If the fifth round showed Hisataka running out of ideas the sixth showed Narvaez proving he had an extra gear as he dominated Hisataka with every shot in the book, both to to the body and the head. It was the first sign that Narvaez seemed to realise he could hurt Hisataka and a round that very easily could have been scored 10-8 even with out a knockdown.
Having been thoroughly dominated in the previous round Hisataka came out for round 7 like a man who knew he had to do something to turn the bout around. He tried to hurt Narvaez, and through a very long series of shots though unfortunately the clever defensive work of Narvaez saw very, very few connecting.
After having given Hisataka a chance to attack early in round 7 the Argentinian fired back, hammering Hisataka once more with shots up and down as he made it clear that Hisataka wasn't in his league.
Narvaez, who had ended round 7 on fire showed a renewed vigour in trying to stop Hisataka in the following round unleashing nasty shots one after the other. By now Hisataka was totally unraveling, his defense was failing badly, his body and head were being used as target practice and his offensive work was becoming more and more limited. It was starting to resemble a beat down.
The beating continued through round 9 with Narvaez now really punishing Hisataka, every single shot was thrown to hurt the Japanese fighter who was putting on a brave face despite being slowly beaten down by a highly skilled fighter.
Unfortunately for Hisataka, Narvaez's attacks were well measured, he wasn't risking being caught by anything despite the complete control he was having and this meant the referee was in no rush to jump in. That however all changed part way through round 10 as Narvaez turned the screw and hunted the stoppage more intensely than he had in the previous rounds. A series of body shots says Hisataka dropping his hands and follow up shots reigned down on the Japanese fighter until the referee had seen enough to stop the bout.
This will be a very hard loss for Hisataka to come back from. He was totally out classed and beaten down by an "old man" and the loss could totally shatter his confidence. Saying that however Narvaez is genuinely exceptional, there is possibly only two men in the division who we would favour over him and one of those is Srisaket Sor Rungvisai a fighter who, if he faced Narvaez, would surely make for an exhilarating battle.

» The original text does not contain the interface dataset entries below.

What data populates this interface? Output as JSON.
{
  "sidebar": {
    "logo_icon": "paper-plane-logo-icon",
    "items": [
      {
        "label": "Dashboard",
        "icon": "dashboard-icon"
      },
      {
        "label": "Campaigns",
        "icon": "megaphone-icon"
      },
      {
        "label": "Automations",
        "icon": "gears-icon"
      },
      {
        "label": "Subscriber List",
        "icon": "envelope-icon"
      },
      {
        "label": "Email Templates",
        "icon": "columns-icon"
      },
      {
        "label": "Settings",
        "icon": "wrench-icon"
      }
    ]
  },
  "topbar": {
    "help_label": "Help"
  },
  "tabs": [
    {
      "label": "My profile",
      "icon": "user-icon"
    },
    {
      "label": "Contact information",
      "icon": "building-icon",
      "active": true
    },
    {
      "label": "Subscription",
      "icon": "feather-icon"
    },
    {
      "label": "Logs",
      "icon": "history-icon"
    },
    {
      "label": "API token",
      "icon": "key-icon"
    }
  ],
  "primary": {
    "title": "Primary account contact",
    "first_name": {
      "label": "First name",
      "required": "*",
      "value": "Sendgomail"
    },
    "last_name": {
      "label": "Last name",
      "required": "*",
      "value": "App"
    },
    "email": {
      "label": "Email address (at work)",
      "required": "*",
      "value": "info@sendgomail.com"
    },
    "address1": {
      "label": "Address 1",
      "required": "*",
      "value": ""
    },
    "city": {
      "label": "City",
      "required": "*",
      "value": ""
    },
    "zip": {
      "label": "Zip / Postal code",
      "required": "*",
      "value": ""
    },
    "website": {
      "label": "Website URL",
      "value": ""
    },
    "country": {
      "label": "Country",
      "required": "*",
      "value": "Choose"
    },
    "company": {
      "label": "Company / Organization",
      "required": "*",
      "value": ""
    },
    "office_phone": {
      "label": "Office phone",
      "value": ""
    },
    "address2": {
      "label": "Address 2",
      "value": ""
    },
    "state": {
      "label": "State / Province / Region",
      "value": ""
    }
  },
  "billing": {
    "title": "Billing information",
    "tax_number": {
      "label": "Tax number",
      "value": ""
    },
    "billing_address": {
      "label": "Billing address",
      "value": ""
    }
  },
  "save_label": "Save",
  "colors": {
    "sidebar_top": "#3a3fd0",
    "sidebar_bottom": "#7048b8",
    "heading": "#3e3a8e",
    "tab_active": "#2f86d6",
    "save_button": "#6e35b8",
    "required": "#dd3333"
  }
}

Hisataka probably won't return to the world stage, there though is nothing preventing him from claiming a Japanese title or even competing for the OPBF belt both of which are great achievements in their own right.
World Title Results
Whether you like them or not World Titles add prestige to any bout as a result we've included the results of world title bouts in this special section.